▶ [What is required]:
Copy out every line in the entries below that includes "Karlskrona".

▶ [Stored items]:

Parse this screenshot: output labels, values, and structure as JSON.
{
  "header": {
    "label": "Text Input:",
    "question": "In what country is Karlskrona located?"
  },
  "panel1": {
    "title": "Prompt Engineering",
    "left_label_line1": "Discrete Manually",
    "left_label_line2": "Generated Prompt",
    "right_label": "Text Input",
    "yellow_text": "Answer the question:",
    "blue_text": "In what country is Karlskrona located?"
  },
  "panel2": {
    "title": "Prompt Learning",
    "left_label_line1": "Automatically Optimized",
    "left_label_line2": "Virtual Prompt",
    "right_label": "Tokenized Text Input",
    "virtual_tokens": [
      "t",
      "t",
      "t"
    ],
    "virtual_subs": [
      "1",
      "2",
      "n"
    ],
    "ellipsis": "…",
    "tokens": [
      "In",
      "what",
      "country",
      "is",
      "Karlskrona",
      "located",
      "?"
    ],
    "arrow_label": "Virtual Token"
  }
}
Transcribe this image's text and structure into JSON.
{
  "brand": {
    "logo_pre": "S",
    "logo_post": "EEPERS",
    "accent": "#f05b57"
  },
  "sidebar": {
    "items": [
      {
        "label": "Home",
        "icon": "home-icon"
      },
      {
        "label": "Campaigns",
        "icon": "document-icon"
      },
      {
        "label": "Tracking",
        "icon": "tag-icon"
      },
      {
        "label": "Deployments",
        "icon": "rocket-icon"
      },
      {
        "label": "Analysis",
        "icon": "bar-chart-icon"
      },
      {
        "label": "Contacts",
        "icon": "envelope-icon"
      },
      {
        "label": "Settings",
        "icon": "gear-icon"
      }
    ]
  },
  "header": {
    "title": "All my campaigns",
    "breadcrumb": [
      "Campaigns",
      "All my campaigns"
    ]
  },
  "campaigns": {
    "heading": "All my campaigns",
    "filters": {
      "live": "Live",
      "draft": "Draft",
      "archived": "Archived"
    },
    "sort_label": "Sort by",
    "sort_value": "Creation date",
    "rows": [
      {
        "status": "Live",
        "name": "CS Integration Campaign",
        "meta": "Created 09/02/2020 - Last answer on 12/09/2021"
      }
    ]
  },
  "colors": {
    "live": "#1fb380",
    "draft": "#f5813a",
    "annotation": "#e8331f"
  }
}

▶ [Response box]:
    "question": "In what country is Karlskrona located?"
    "blue_text": "In what country is Karlskrona located?"
      "Karlskrona",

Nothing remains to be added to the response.